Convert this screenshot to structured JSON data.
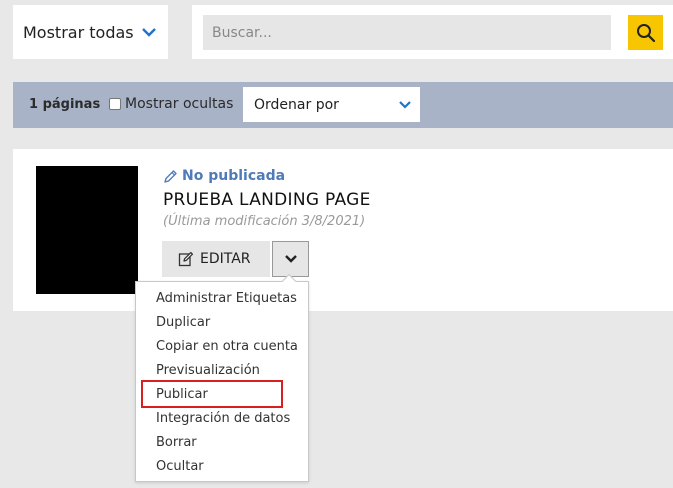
{
  "filter": {
    "label": "Mostrar todas"
  },
  "search": {
    "placeholder": "Buscar..."
  },
  "toolbar": {
    "page_count": "1 páginas",
    "show_hidden_label": "Mostrar ocultas",
    "sort_label": "Ordenar por"
  },
  "card": {
    "status": "No publicada",
    "title": "PRUEBA LANDING PAGE",
    "modified": "(Última modificación 3/8/2021)",
    "edit_label": "EDITAR"
  },
  "menu": {
    "items": [
      "Administrar Etiquetas",
      "Duplicar",
      "Copiar en otra cuenta",
      "Previsualización",
      "Publicar",
      "Integración de datos",
      "Borrar",
      "Ocultar"
    ],
    "highlighted": "Publicar"
  },
  "colors": {
    "accent_yellow": "#f7c600",
    "toolbar_bg": "#a8b3c7",
    "status_blue": "#4f7cb8",
    "chevron_blue": "#1f73c8",
    "highlight_red": "#d92020"
  }
}
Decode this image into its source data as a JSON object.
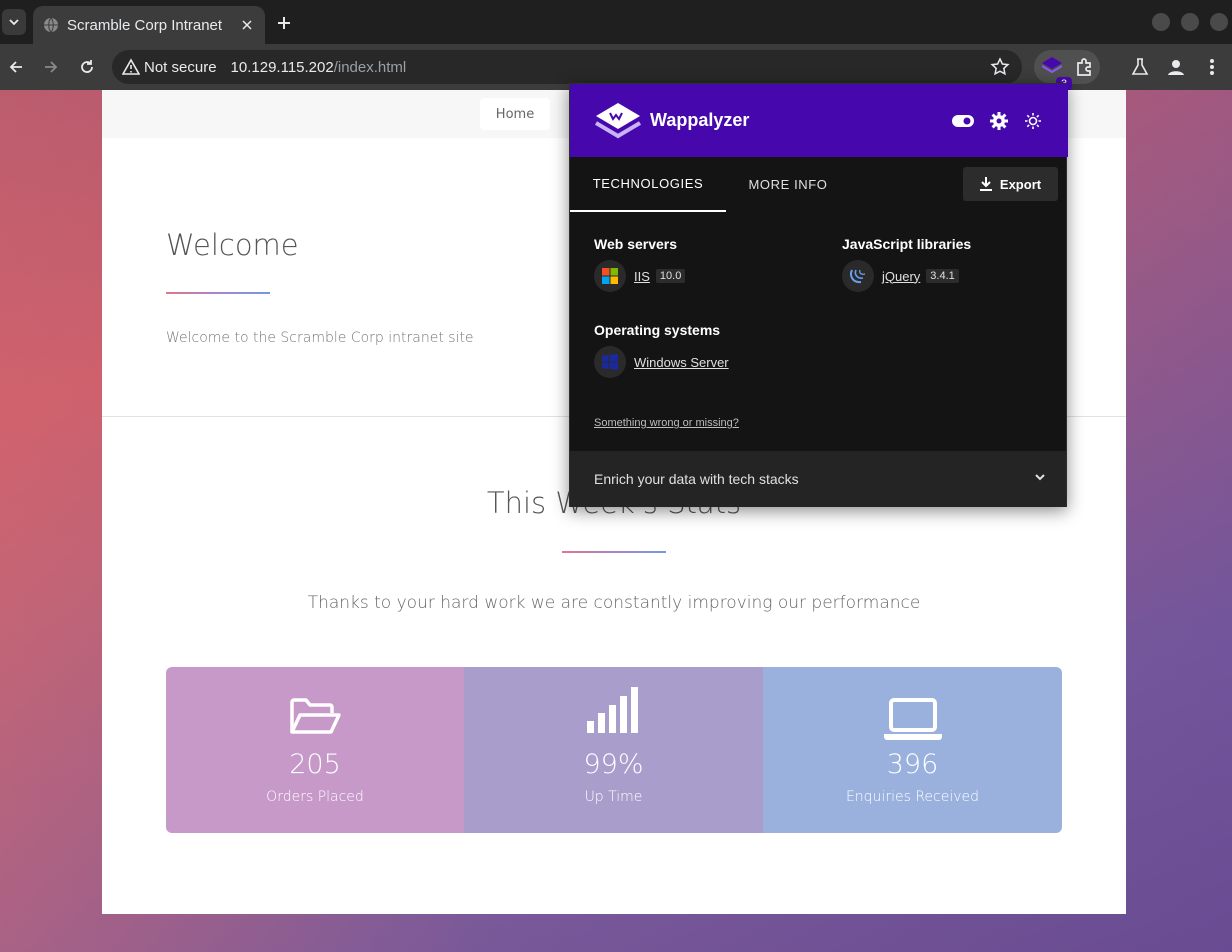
{
  "browser": {
    "tab_title": "Scramble Corp Intranet",
    "security_label": "Not secure",
    "url_host": "10.129.115.202",
    "url_path": "/index.html",
    "extension_badge": "3"
  },
  "page": {
    "nav": {
      "home": "Home"
    },
    "welcome": {
      "title": "Welcome",
      "text": "Welcome to the Scramble Corp intranet site"
    },
    "stats": {
      "title": "This Week's Stats",
      "subtitle": "Thanks to your hard work we are constantly improving our performance",
      "items": [
        {
          "value": "205",
          "label": "Orders Placed",
          "icon": "folder-open-icon",
          "color": "#c699c8"
        },
        {
          "value": "99%",
          "label": "Up Time",
          "icon": "signal-bars-icon",
          "color": "#a99dcb"
        },
        {
          "value": "396",
          "label": "Enquiries Received",
          "icon": "laptop-icon",
          "color": "#9ab1de"
        }
      ]
    }
  },
  "wappalyzer": {
    "title": "Wappalyzer",
    "brand_color": "#4608ad",
    "tabs": {
      "technologies": "TECHNOLOGIES",
      "more_info": "MORE INFO"
    },
    "export_label": "Export",
    "categories": {
      "web_servers": {
        "title": "Web servers",
        "items": [
          {
            "name": "IIS",
            "version": "10.0",
            "icon": "iis-icon"
          }
        ]
      },
      "js_libraries": {
        "title": "JavaScript libraries",
        "items": [
          {
            "name": "jQuery",
            "version": "3.4.1",
            "icon": "jquery-icon"
          }
        ]
      },
      "operating_systems": {
        "title": "Operating systems",
        "items": [
          {
            "name": "Windows Server",
            "icon": "windows-icon"
          }
        ]
      }
    },
    "wrong_link": "Something wrong or missing?",
    "enrich_label": "Enrich your data with tech stacks"
  }
}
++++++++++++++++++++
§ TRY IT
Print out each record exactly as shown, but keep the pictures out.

§ SOLUTION FOR THIS EXERCISE
Convert this screenshot to structured JSON data.
{
  "filter": {
    "label": "Mostrar todas"
  },
  "search": {
    "placeholder": "Buscar..."
  },
  "toolbar": {
    "page_count": "1 páginas",
    "show_hidden_label": "Mostrar ocultas",
    "sort_label": "Ordenar por"
  },
  "card": {
    "status": "No publicada",
    "title": "PRUEBA LANDING PAGE",
    "modified": "(Última modificación 3/8/2021)",
    "edit_label": "EDITAR"
  },
  "menu": {
    "items": [
      "Administrar Etiquetas",
      "Duplicar",
      "Copiar en otra cuenta",
      "Previsualización",
      "Publicar",
      "Integración de datos",
      "Borrar",
      "Ocultar"
    ],
    "highlighted": "Publicar"
  },
  "colors": {
    "accent_yellow": "#f7c600",
    "toolbar_bg": "#a8b3c7",
    "status_blue": "#4f7cb8",
    "chevron_blue": "#1f73c8",
    "highlight_red": "#d92020"
  }
}
Decode this image into its source data as a JSON object.
{
  "browser": {
    "tab_title": "Scramble Corp Intranet",
    "security_label": "Not secure",
    "url_host": "10.129.115.202",
    "url_path": "/index.html",
    "extension_badge": "3"
  },
  "page": {
    "nav": {
      "home": "Home"
    },
    "welcome": {
      "title": "Welcome",
      "text": "Welcome to the Scramble Corp intranet site"
    },
    "stats": {
      "title": "This Week's Stats",
      "subtitle": "Thanks to your hard work we are constantly improving our performance",
      "items": [
        {
          "value": "205",
          "label": "Orders Placed",
          "icon": "folder-open-icon",
          "color": "#c699c8"
        },
        {
          "value": "99%",
          "label": "Up Time",
          "icon": "signal-bars-icon",
          "color": "#a99dcb"
        },
        {
          "value": "396",
          "label": "Enquiries Received",
          "icon": "laptop-icon",
          "color": "#9ab1de"
        }
      ]
    }
  },
  "wappalyzer": {
    "title": "Wappalyzer",
    "brand_color": "#4608ad",
    "tabs": {
      "technologies": "TECHNOLOGIES",
      "more_info": "MORE INFO"
    },
    "export_label": "Export",
    "categories": {
      "web_servers": {
        "title": "Web servers",
        "items": [
          {
            "name": "IIS",
            "version": "10.0",
            "icon": "iis-icon"
          }
        ]
      },
      "js_libraries": {
        "title": "JavaScript libraries",
        "items": [
          {
            "name": "jQuery",
            "version": "3.4.1",
            "icon": "jquery-icon"
          }
        ]
      },
      "operating_systems": {
        "title": "Operating systems",
        "items": [
          {
            "name": "Windows Server",
            "icon": "windows-icon"
          }
        ]
      }
    },
    "wrong_link": "Something wrong or missing?",
    "enrich_label": "Enrich your data with tech stacks"
  }
}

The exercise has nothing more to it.